Thursday, 29 October 2015

Film Review: Crimson Peak

Director: Gulliermo del Toro
Starring: Mia Wasikowska, Tom Hiddleston, Jessica Chastain

Gulliermo del Toro had been the original director slated to helm The Hobbit. When that film series floundered, I was left with a feeling of what might have been. Gulliermo del Toro had previously directed a truly great film, Pan's Labyrinth, which consistently hits many a film fan's top 100 list. It is an even more impressive feat considering the film is not in English, but Spanish.

Since I first heard about Crimson Peak, I was excited for its release. Gothic horror? Yes. Haunted House? You bet. Great cast? Of course. What could go wrong?

Well, the first thing to say about the film is that it is a truly visual masterpiece. The attention to detail of Victorian England, and the same period in the US, was superbly executed. del Toro has a great eye for detail. The buildings, the street scenes, the costumes all deserve a special mention.

My bet is that Crimson Peak will score many an award next year for art direction, special effects, costume design and photography.

The overall story is about a warning from Edith Cushing's (Mia Wasikowska) dead mother, who in ghost form warns the girl not to visit Crimson Peak. She does not know what it means, but she never forgot the warning. The introduction of the ghost, through the jumpy scenes through a mirror, to a door banging shut, may seem formulaic, but they are not - it's well done and gets the audience jumping early!

Edith's father is a rich man, and when Thomas Sharpe (Tom Hiddleston) approaches him for investment into a digging project, Mr Cushing (in a nod to horror great Peter Cushing) is less than impressed with the oh so English Baron.

Sharpe had previously failed to get investment for his project, and though Cushing doesn't know it, he really is the last chance for the young Baron.

Cushing promptly turns him down. Things are complicated further with Sharpe's interest in Edith, who is a writer of ghost stories, though yet to be a published one. When he suggests it is a good story, she becomes endeared to him, and he suggests to her father that he is in love with her.

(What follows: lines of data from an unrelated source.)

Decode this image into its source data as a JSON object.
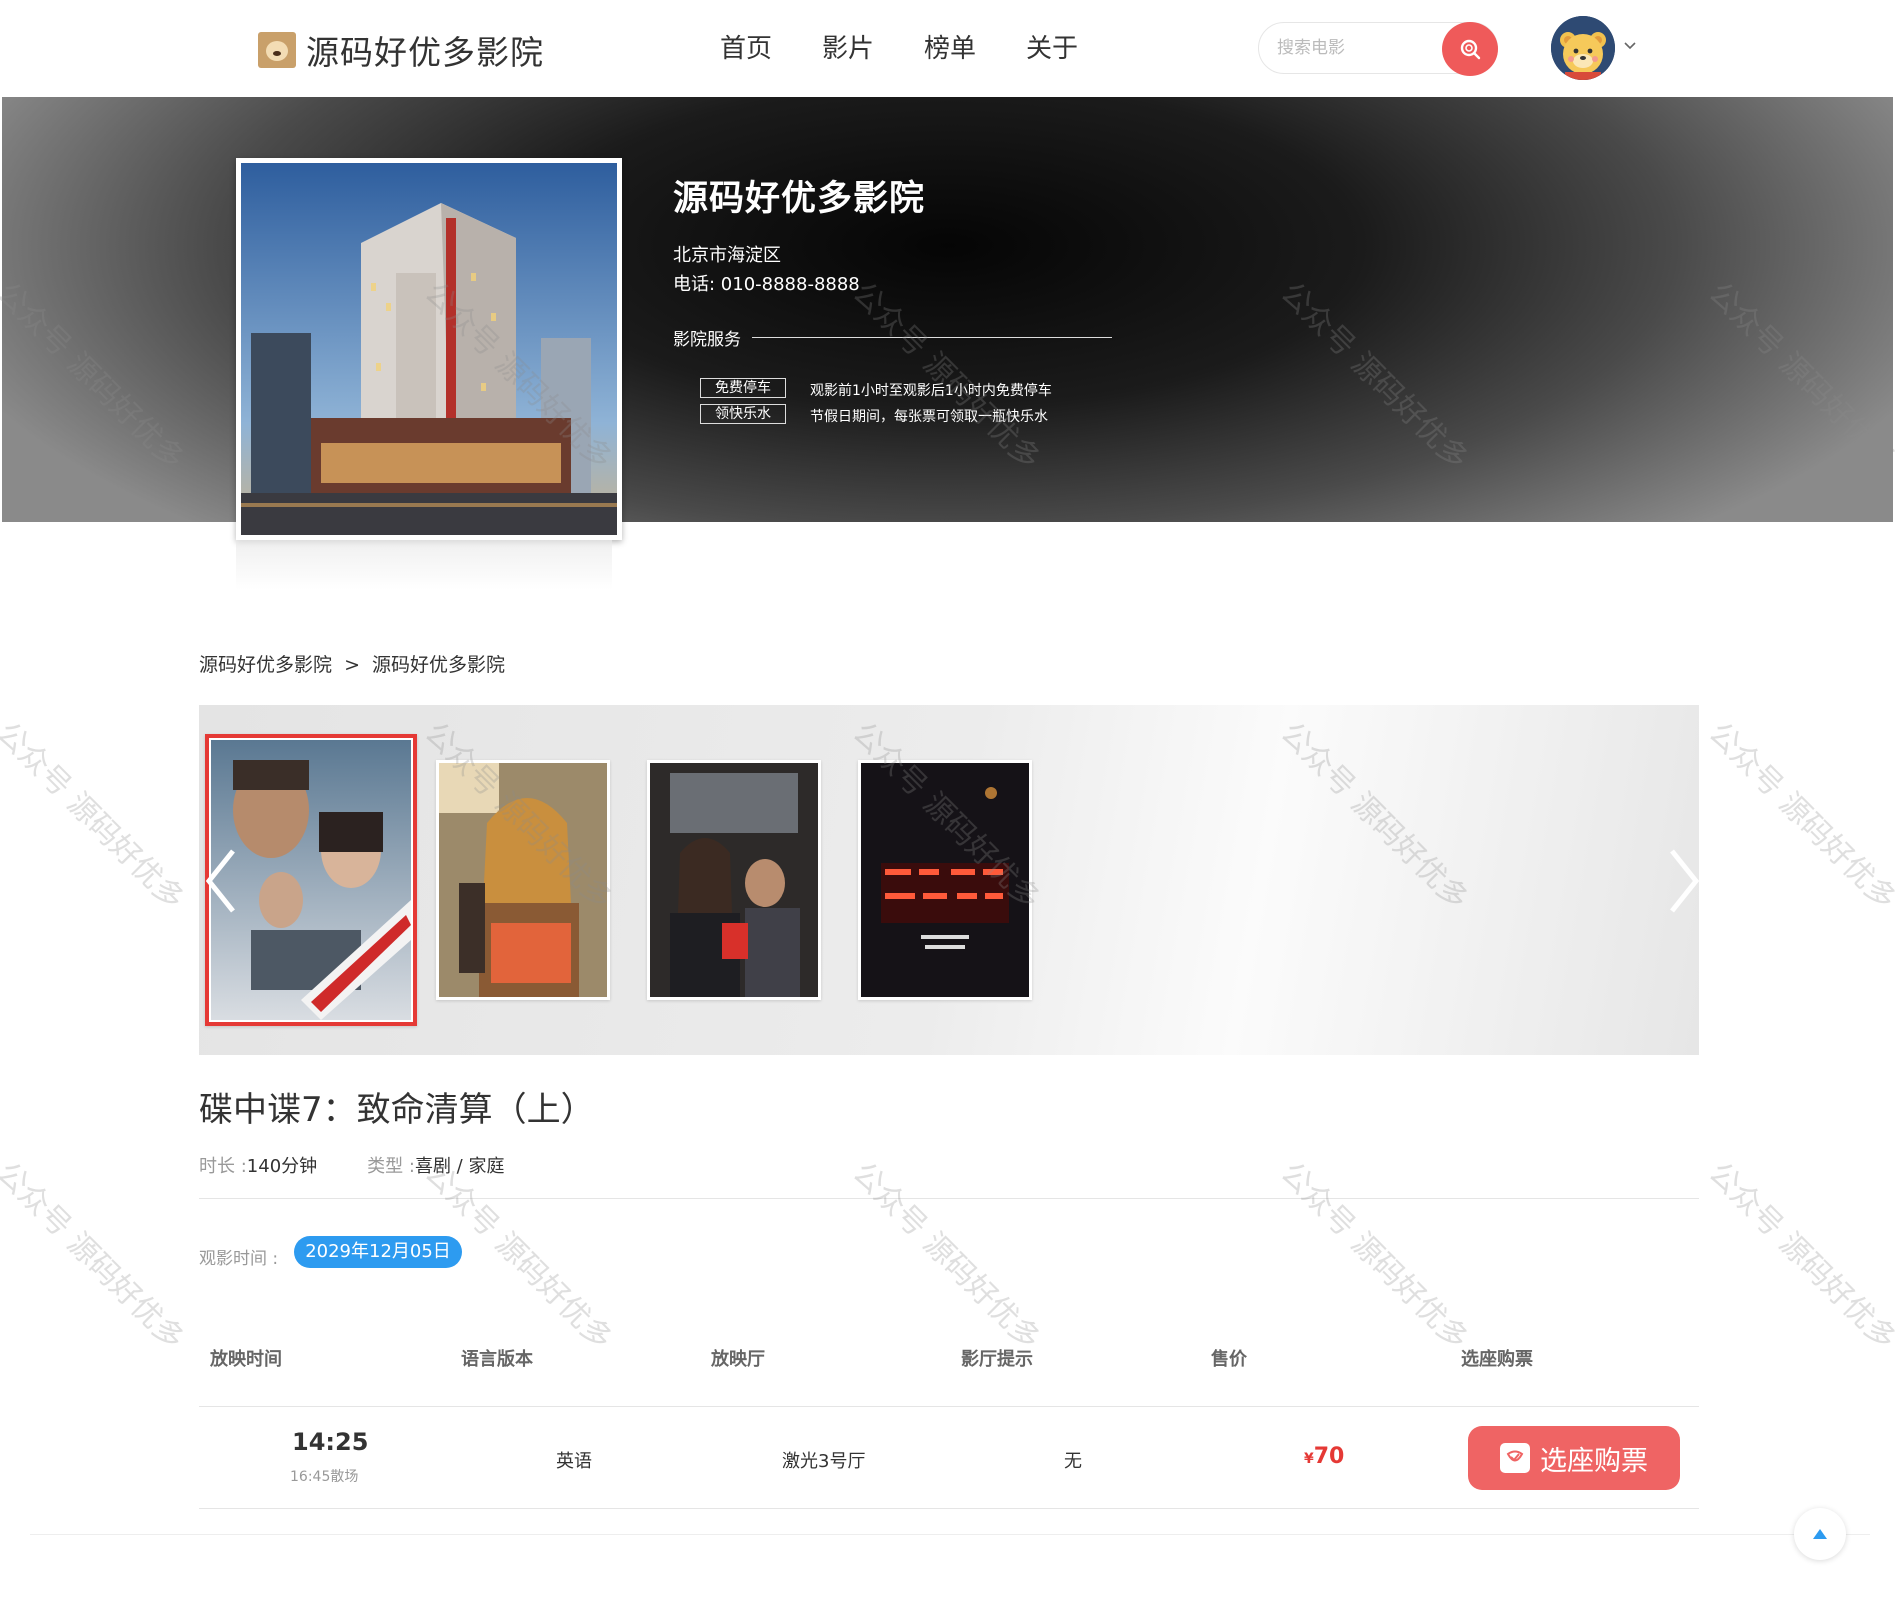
{
  "header": {
    "logo_text": "源码好优多影院",
    "nav": [
      "首页",
      "影片",
      "榜单",
      "关于"
    ],
    "search_placeholder": "搜索电影"
  },
  "cinema": {
    "name": "源码好优多影院",
    "address": "北京市海淀区",
    "phone": "电话: 010-8888-8888",
    "services_title": "影院服务",
    "services": [
      {
        "tag": "免费停车",
        "desc": "观影前1小时至观影后1小时内免费停车"
      },
      {
        "tag": "领快乐水",
        "desc": "节假日期间，每张票可领取一瓶快乐水"
      }
    ]
  },
  "breadcrumb": [
    "源码好优多影院",
    ">",
    "源码好优多影院"
  ],
  "movie": {
    "title": "碟中谍7：致命清算（上）",
    "duration_label": "时长 : ",
    "duration": "140分钟",
    "genre_label": "类型 : ",
    "genre": "喜剧 / 家庭",
    "date_label": "观影时间 :",
    "date": "2029年12月05日"
  },
  "schedule": {
    "headers": [
      "放映时间",
      "语言版本",
      "放映厅",
      "影厅提示",
      "售价",
      "选座购票"
    ],
    "rows": [
      {
        "start": "14:25",
        "end": "16:45散场",
        "language": "英语",
        "hall": "激光3号厅",
        "note": "无",
        "currency": "¥",
        "price": "70",
        "buy_label": "选座购票"
      }
    ]
  },
  "watermark": "公众号 源码好优多",
  "colors": {
    "accent": "#ef6464",
    "price": "#e53935",
    "date_chip": "#2d9bf0",
    "search_btn": "#ef5a5a"
  }
}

Strike two for Sharpe. Cushing believes the young Baron to be a cad, a charlatan, and much worse.
He orders Sharpe to break his daughter's heart, and he will pay him to get out of her life. It's a rather sad scene when Sharpe tells Edith that her work is childish and amateur.

Of course, he really loves her, and the next day, when Mr Cushing is murdered (in a very brutal scene that will shock some viewers) attention moves to Sharpe, but by then, he has already returned to England, to his home at Crimson Peak.

Edith soon joins him, because she has no other family in the US. She believes he really loves her, but things are not quite right at the old house. Of course, when Edith learns of the house's name, she is reminded of her mother's warning.

Still, she wants to make it work with the Baron, and it is at this point we are introduced to his sinister sister, Lucille (Jessica Chastain). It's clear from early on that the two women are not destined to get on, with Thomas and Lucille appearing a little too close for a brother and sister to be.

Soon after, Sharpe marries Edith, much to the annoyance of Lucille, and when they stay away one night to consumate their marriage, the two women have a showdown, in which Edith shows her anger by saying 'Lucille - I am his wife.'

Lucille continues to act odd, barely holding back her contempt for Edith. When she sees ghosts in the house, her statements are dismissed as 'well, it's an old house'.

Edith is also warned not to go to certain parts of the house, but needs must, and as the story unfolds, we realise the Baron's true intent, and his sister's plan for Edith.

To say any more would reveal too many spoilers. Let's just cover off a few things where the film fails to deliver.

You see, I wanted to see a gothic horror film. Crimson Peak is more of a gothic romance - a bloody, brilliantly executed gothic romance, but as a horror, it misses a few targets.

The ghosts, for example, are wonderful to look at, rather than scary. But I don't want to deal the film down, because ultimately I enjoyed it and would recommend it.

All three leads give it their all. Jessica Chastain was especially wonderful for me, and Mia Wasikowska makes for an interesting heroine who has a spirit enough to give other modern heroines like Katniss Everdeen a run for their money.

The ending is great, but the story is always engaging. You will want to know what happens. Whilst the violence is sporadic, it is very strong when it happens. The implied theme of incest will turn off some viewers too. But I hope del Toro returns to the horror theme in the future.

Previous review: Macbeth Next: Spectre